With summer temperatures routinely in the 80s and 90s, you’d think that air conditioning is a necessity here. But it’s not. Here are reasons why you can safely skip the A/C.
It may be tempting to assume that you need air conditioning just because other parts of the country have it. But remember that most of them have a much more humid climate than Colorado does—it’s easy to forget when we’re used to seeing people wearing shorts year round. We don’t typically see that level of humidity here; the air is drier and typically stays at around 70% relative humidity (drier than desert areas!). Also, summer evening temperatures can get as low as 50 degrees. Since Manitou Springs is somewhat sheltered from the sun by surrounding mountains, it tends to be cooler.
In recent history, the temperature has topped 94 degrees in Manitou Springs. Also, it’s not humid, so dry-skin sufferers can be miserable when trying to run errands or even just walk your dog before sunset (even if you pack an umbrella). The high elevation of Manitou Springs puts you closer to the sun. So, the sun’s rays are hotter on your home at higher altitude. And if you don’t have window tinting, those hot summer sun rays can blast right into your home and heat it up.
So do you need air conditioning in Colorado? It depends on how you define “need.” Like many things with your home and lifestyle, there are very reasonable ways to go about managing air conditioning needs here—you just have to decide if they’re worth it for you.
In general, you can get away without air conditioning in your Manitou Springs home. In the 1980s, almost no one had air conditioning. However, average summer temperatures have gotten hotter recently. And older homes may not have the best air circulation. Larger homes can also have issues with trapped heat. More homes are being built higher on the mountainside exposing it more to direct sunlight. In those cases, homeowners often elect to install air conditioning.
How to Buy Air Conditioning for Your Home
Buying air conditioning is easy if you know what to look for and some of the tricks that will help you get the best deal. Lets start with the basic facts about air conditioning:
Air conditioners have two main components: a compressor, which pumps refrigerant through coils and cools the air, and a fan, which pushes the cooled air through the rest of your house. The more energy efficient you are in using your air conditioner, the more money you will save on your electric bill. Some tips to help make this happen include keeping your curtains or blinds closed during hot days so your air conditioner doesn’t have to work as hard to cool the air in your home. It’s also important to make sure that all of your windows are sealed tightly so that there are no leaks. If you live in an area where storms are common during summer months, it’s especially important to make sure that your windows and doors are in good working order before turning on your AC unit.

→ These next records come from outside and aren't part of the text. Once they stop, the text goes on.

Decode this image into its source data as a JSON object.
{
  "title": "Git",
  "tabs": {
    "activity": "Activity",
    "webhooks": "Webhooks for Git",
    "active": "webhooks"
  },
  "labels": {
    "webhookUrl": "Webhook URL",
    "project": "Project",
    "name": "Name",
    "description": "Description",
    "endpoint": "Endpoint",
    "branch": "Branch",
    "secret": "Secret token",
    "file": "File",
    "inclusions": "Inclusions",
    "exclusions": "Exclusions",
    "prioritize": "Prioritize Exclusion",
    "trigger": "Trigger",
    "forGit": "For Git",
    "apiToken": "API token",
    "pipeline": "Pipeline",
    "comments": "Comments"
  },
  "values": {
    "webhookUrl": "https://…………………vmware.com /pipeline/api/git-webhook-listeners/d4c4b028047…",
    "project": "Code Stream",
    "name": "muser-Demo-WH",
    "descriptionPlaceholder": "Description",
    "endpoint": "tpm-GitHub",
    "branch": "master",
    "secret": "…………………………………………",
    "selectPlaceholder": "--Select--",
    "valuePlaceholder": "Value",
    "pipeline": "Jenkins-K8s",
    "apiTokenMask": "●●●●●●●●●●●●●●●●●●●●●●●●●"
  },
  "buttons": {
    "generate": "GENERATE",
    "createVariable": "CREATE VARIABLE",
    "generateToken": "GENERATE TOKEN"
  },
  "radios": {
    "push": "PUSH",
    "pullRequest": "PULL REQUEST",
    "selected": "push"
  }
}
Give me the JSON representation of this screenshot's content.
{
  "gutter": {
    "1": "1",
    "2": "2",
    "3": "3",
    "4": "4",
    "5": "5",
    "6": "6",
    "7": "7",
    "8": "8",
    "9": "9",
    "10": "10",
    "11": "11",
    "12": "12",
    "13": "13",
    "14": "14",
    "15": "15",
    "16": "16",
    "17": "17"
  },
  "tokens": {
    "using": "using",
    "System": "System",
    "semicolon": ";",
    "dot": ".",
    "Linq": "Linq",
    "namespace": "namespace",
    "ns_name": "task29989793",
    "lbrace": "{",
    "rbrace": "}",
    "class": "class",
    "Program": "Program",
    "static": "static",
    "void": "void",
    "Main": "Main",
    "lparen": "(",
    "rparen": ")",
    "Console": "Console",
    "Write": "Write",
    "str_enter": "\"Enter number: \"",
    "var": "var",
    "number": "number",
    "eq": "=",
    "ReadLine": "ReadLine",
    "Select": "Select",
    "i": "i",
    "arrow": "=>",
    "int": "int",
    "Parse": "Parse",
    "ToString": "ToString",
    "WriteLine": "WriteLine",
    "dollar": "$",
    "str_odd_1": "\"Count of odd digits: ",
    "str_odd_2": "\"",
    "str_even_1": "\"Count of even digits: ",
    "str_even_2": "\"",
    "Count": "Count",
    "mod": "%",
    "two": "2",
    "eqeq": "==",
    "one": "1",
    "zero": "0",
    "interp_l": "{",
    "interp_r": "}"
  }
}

But what if you need a new AC? There are several major brands available (Trane, Carrier, Bryant). There are basically two types of air conditioners: central and window. Central air conditioners must be installed by a professional. Window units can often be installed by yourself.
Window and portable units are designed to cool down a small room or area. These units are generally more affordable and easier to install, but they may not be able to keep up with larger spaces. Central air conditioning systems are designed to cool down an entire house or building. These systems have ductwork set up throughout your home and usually have multiple vents where you can control how cooled air is distributed throughout your space.
How Big of an Air Conditioner Do I Need?
Btu/h ratings are a measure of the amount of heat an air conditioner can remove from one square foot in one hour (or the number of British Thermal Units that could be removed from one square foot in one hour if there were no heat loss). The higher the Btu/h rating, the more powerful the machine is at removing heat. A bigger, more powerful unit will cost you more money to operate, but it’s ideal for areas that get much hotter than others.